Still, the book isn’t perfect. It holds back one particular information that changes how we see the characters. Specifically, how we see Christine. An information which I feel would’ve enriched the character had it been shared much earlier.

Because I don’t think this withheld information would change the trajectory of the characters’ stories. In fact, I believe that it would make the story much more satisfying for the readers, because you get to understand Christine’s motives from the get go. And you appreciate her actions more.

Even with this game-changing secret though, I still fell in love with the book. Which, I guess, is also the lesson the book wants to convey: you only know you’re in love with someone when you accept their faults–even before you find out the reason for them.

And I accept the faults of this book. Because, at the end of it all, it tells a beautiful story about life, love, and accepting your lot in life.

Now, go and find a copy of How to Fall in Love. Buy it or borrow it. Read it.

If you’re still on the fence about the book, then you can always read what other people have written about the book. To help you decide:
Chloe’s Chick Lit Reviews
I Heart… Chick Lit

Book: Is It Just Me?

"Is It Just Me?"

Of all the books on the shelf, just look wahat you’ve gone and picked up! Give yoruself a round of applause, even if you’re in public. I dare you. What a lovely moment that would be. I advocate that as much as adults galloping or people wandering into an optician to try on the most unflattering and amusing glasses for no good reason. It’s what I call ‘making your own fun’. Because you have to really, don’t you? Let’s face it, life does have a tendency to throw up difficulties…

That’s not a lot to go on, I know, when deciding to buy a book. But I didn’t really need to rely on a book synopsis to know that I will enjoy reading Miranda Hart’s sort-of autobiographical book that’s also trying to be a self-help book.

Is It Just Me? is Miss Hart’s recounting of her attempts at navigating life–and, for the most part, failing humorously.

I admit, the only reason I even bought this book was because I was seriously missing my dose of Miranda-flavored laughs. Ever since I saw a clip of her sitcom on YouTube, I was hooked. Her humor might be a little self-depreciating at times, but she wears her freak flag high. She’s proud of who she is and who she has become, so you don’t feel bad for laughing at her mistakes and other mishaps. Because you feel like you’re laughing with her, instead of at her.

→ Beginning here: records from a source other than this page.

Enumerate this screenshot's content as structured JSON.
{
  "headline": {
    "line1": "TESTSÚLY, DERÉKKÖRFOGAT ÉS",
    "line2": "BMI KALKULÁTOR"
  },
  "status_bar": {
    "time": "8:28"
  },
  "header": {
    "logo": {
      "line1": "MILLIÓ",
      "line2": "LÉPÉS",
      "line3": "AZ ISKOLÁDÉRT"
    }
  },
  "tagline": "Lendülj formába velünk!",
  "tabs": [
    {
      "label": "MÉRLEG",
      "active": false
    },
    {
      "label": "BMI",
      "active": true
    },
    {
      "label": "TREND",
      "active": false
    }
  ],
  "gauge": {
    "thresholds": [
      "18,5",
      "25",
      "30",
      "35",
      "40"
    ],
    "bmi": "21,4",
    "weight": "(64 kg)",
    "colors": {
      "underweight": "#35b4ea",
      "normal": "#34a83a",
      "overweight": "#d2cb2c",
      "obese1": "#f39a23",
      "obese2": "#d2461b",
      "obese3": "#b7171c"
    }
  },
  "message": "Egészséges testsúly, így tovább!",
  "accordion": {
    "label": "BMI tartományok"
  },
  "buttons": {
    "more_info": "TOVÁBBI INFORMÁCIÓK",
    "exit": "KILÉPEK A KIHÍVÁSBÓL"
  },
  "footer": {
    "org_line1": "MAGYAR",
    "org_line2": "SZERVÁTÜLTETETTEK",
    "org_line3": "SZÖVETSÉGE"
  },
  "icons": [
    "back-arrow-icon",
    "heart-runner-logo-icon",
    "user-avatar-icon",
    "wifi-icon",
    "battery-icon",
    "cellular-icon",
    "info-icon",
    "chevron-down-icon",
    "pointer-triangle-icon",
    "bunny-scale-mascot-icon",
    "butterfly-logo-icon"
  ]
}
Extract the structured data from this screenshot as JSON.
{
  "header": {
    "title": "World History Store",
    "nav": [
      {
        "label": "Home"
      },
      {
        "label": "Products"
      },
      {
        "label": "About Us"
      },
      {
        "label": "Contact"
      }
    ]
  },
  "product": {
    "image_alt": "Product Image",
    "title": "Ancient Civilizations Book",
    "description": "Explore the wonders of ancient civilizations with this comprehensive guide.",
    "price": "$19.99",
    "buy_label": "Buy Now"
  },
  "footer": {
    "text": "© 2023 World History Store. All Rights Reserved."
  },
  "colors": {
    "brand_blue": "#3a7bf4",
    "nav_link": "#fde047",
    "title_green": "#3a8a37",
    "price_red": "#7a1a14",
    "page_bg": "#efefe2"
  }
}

And if you enjoy watching her sitcom, you’re bound to enjoy the book as much as you do the television series. It’s basically the same thing, except, instead of watching, you’re reading what’s going on. Oh, and the fact that the sitcom’s fictional, and the events in the book really did happen in real life. Or so our dear author chum writes.

One thing though. Miranda really does write for a specific audience–the British variety. Fortunately for me, I’m pretty up-and-up with British po culture, having grown up with a preference for British music (thanks to Smash Hits and Top of the Pops), and having been exposed to a lot of British telly (in the past, and even until now). Also by preference. I don’t think the rest of the world’s population can say the same thing. I doubt if, my sister for instance, would get most of the things I found funny in the book. And that’s even after the fact that she also enjoys Miranda’s sitcom.

Also, the book has a tendency to be quite tiring. Not in a bad way. It’s just that, as a reader, I got caught up with the author’s excitement. And after reading each chapter, I kept finding myself in need of a lie down.

The good thing is, this being a biography of sorts, there’s not really a lot of room for cliffhanger-type chapter endings. You can put the book down. And in fact, the book might even have been more enjoyable for me had I opted to put it down from time to time.

But that’s just me.

Let’s see what other people have said about Miranda Hart’s Is It Just Me?:
Jason’s Book Reviews (which I must link, because–look at what the blog’s called!)
The Big Issue